Today, the nominating function is performed by political parties, while election is, in practice, by the voters. Elections by the House are still possible, if there is a strong regional third-party candidate. But the dominance of the two parties (which are, in part, coalitions of factions) suppresses competition, and the last time there was a reasonable possibility of electoral deadlock was in 1968, when Alabama Governor George C. Wallace took 46 electoral votes. Mere independent national candidacies, such as that of Ross Perot in 1992, have roughly similar levels of support in all states and are unlikely to siphon electoral votes and block the usual process.

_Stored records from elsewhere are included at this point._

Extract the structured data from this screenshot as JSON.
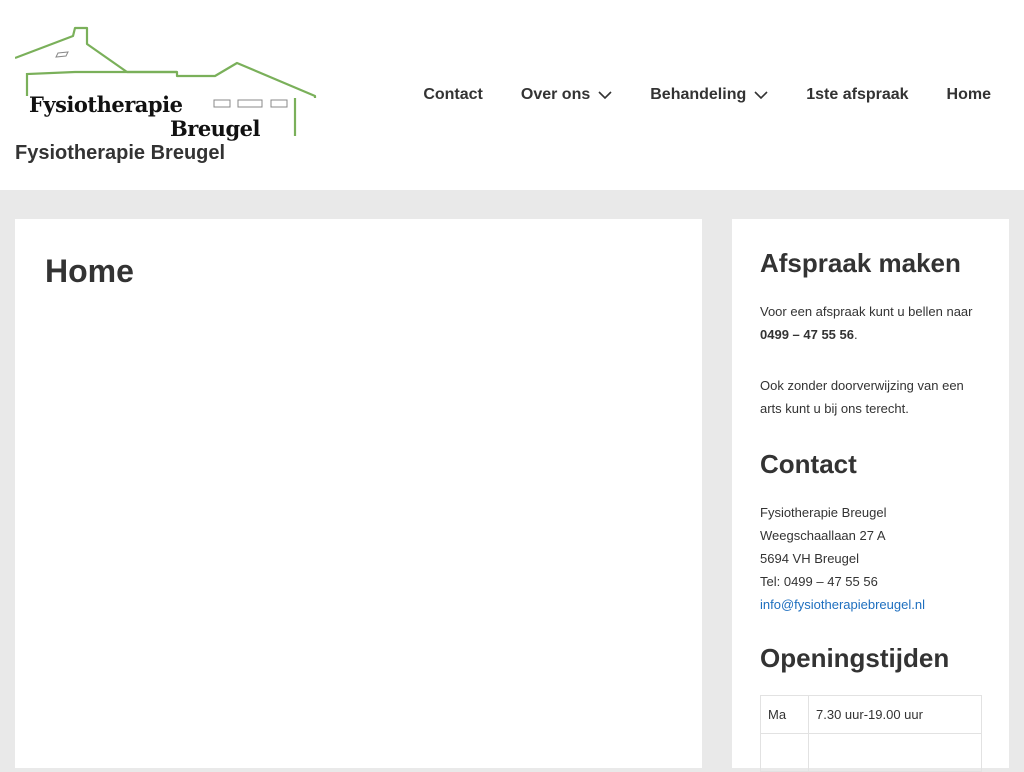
{
  "header": {
    "logo": {
      "line1": "Fysiotherapie",
      "line2": "Breugel",
      "brand_color": "#7ab05a",
      "icon": "house-roof-logo"
    },
    "site_title": "Fysiotherapie Breugel"
  },
  "nav": {
    "items": [
      {
        "label": "Contact",
        "has_dropdown": false
      },
      {
        "label": "Over ons",
        "has_dropdown": true,
        "icon": "chevron-down-icon"
      },
      {
        "label": "Behandeling",
        "has_dropdown": true,
        "icon": "chevron-down-icon"
      },
      {
        "label": "1ste afspraak",
        "has_dropdown": false
      },
      {
        "label": "Home",
        "has_dropdown": false
      }
    ]
  },
  "main": {
    "title": "Home"
  },
  "sidebar": {
    "appointment": {
      "title": "Afspraak maken",
      "text1": "Voor een afspraak kunt u bellen naar",
      "phone": "0499 – 47 55 56",
      "period": ".",
      "text2": "Ook zonder doorverwijzing van een arts kunt u bij ons terecht."
    },
    "contact": {
      "title": "Contact",
      "name": "Fysiotherapie Breugel",
      "street": "Weegschaallaan 27 A",
      "city": "5694 VH Breugel",
      "tel": "Tel: 0499 – 47 55 56",
      "email": "info@fysiotherapiebreugel.nl"
    },
    "hours": {
      "title": "Openingstijden",
      "rows": [
        {
          "day": "Ma",
          "time": "7.30 uur-19.00 uur"
        },
        {
          "day": "",
          "time": ""
        }
      ]
    }
  },
  "colors": {
    "background": "#e9e9e9",
    "text": "#333333",
    "link": "#1e6fbf",
    "logo_green": "#7ab05a"
  }
}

Parties have had a beneficial effect in that they have prevented repetitions of the debacles of 1800 (when, due to the tie vote between Jefferson and Burr, it took the House 36 ballots and probable political intervention by Hamilton on the former’s behalf to resolve the election) and of 1824 (when the election dominated by just the regional candidacies anticipated by the Framers was thrown into the House and extensive bargaining precipitated charges of corruption that stymied the J. Q. Adams presidency). Had parties not emerged to provide necessary lubrication, the creaky constitutional machinery well might have had to be reformed. Though they have smoothed the process, parties arguably also have promoted the very evils (other than foreign intrigue) that Publius assured his readers were avoided under the electoral system designed by the Framers.

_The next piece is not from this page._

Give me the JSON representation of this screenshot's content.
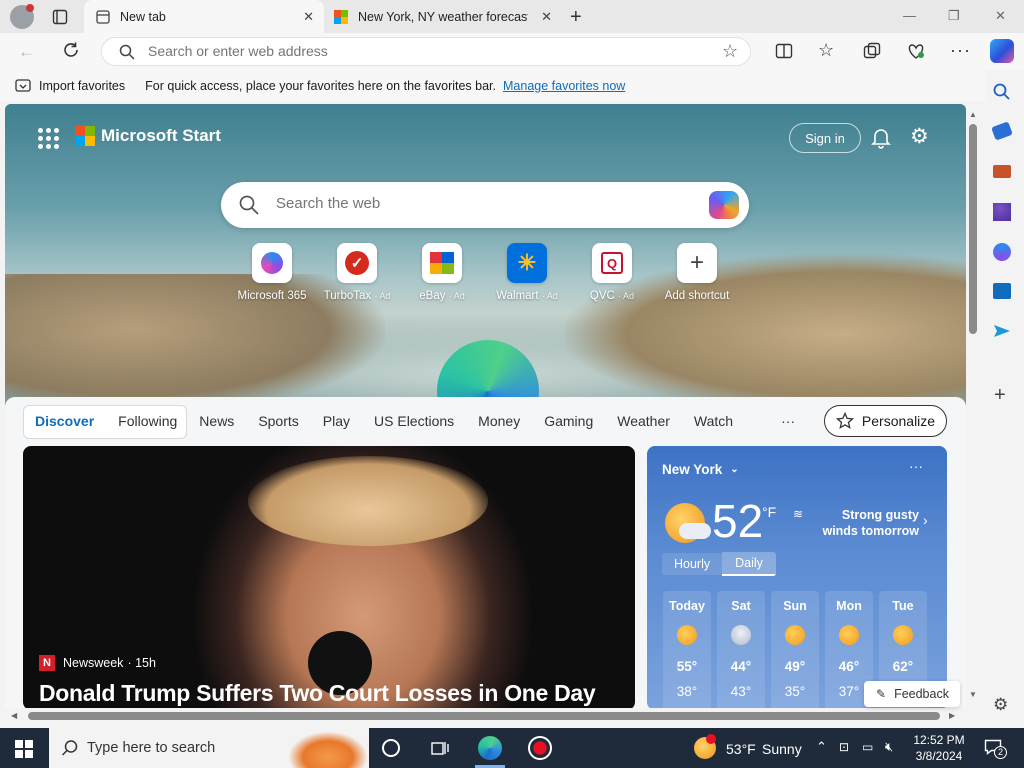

At the same time, the emergence of modern political parties has not made the Electoral College obsolete, as it still promotes important values. It reinforces the founding principle that the U.S. is a confederated republic and not a consolidated national government, as analyzed so persuasively by Madison in Federalist 39. Despite the occasional misfire, as in the election of 2000, the Electoral College often gives the narrow victor in the popular vote a mandate through a significant electoral college majority. The need to find a lot of electoral votes to overturn such a result reduces the likelihood of persistent challenges. Elections such as 1948, 1960, 1968, and 1992 come to mind. Proposals to change or abolish the Electoral College have appeared frequently since the Constitution’s adoption and are of predictable types. But they always lose steam, as there has been no showing that they will serve republican values better than the current system. Indeed, efforts to change the system have declined in the last half century, even after the contested election of 2000, a testimony to the enduring legitimacy of the Electoral College.

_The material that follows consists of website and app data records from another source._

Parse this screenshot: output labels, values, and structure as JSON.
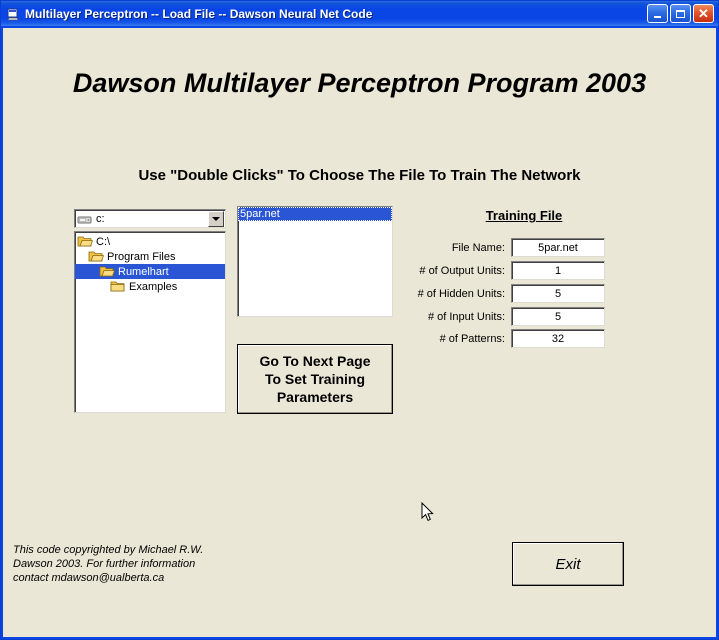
{
  "window": {
    "title": "Multilayer Perceptron -- Load File -- Dawson Neural Net Code",
    "icon": "app-icon",
    "buttons": {
      "minimize": "_",
      "maximize": "□",
      "close": "✕"
    },
    "colors": {
      "titlebar": "#0a46e6",
      "client_background": "#ebe7d7",
      "selection": "#2a56d6",
      "close_button": "#e2542a"
    }
  },
  "main": {
    "heading": "Dawson Multilayer Perceptron Program 2003",
    "instruction": "Use \"Double Clicks\" To Choose The File To Train The Network"
  },
  "drive_combo": {
    "value": "c:",
    "icon": "drive-icon",
    "arrow_icon": "chevron-down-icon"
  },
  "dir_tree": {
    "items": [
      {
        "label": "C:\\",
        "indent": 0,
        "selected": false,
        "icon": "folder-open-icon"
      },
      {
        "label": "Program Files",
        "indent": 1,
        "selected": false,
        "icon": "folder-open-icon"
      },
      {
        "label": "Rumelhart",
        "indent": 2,
        "selected": true,
        "icon": "folder-open-icon"
      },
      {
        "label": "Examples",
        "indent": 3,
        "selected": false,
        "icon": "folder-closed-icon"
      }
    ]
  },
  "file_list": {
    "items": [
      {
        "label": "5par.net",
        "selected": true
      }
    ]
  },
  "next_page_button": {
    "line1": "Go To Next Page",
    "line2": "To Set Training",
    "line3": "Parameters"
  },
  "training_file": {
    "title": "Training File",
    "fields": [
      {
        "label": "File Name:",
        "value": "5par.net"
      },
      {
        "label": "# of Output Units:",
        "value": "1"
      },
      {
        "label": "# of Hidden Units:",
        "value": "5"
      },
      {
        "label": "# of Input Units:",
        "value": "5"
      },
      {
        "label": "# of Patterns:",
        "value": "32"
      }
    ]
  },
  "exit_button": {
    "label": "Exit"
  },
  "copyright": {
    "text": "This code copyrighted by Michael R.W.\nDawson 2003.  For further  information\ncontact mdawson@ualberta.ca"
  }
}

Friday, July 30th, 2010
An expert on constitutional law, Prof. Joerg W. Knipprath has been interviewed by print and broadcast media on a number of related topics ranging from recent U.S. Supreme Court decisions to presidential succession. He has written opinion pieces and articles on business and securities law as well as constitutional issues, and has focused his more recent research on the effect of judicial review on the evolution of constitutional law. Prof. Knipprath has also spoken on business law and contemporary constitutional issues before professional and community forums. His website is http://www.tokenconservative.com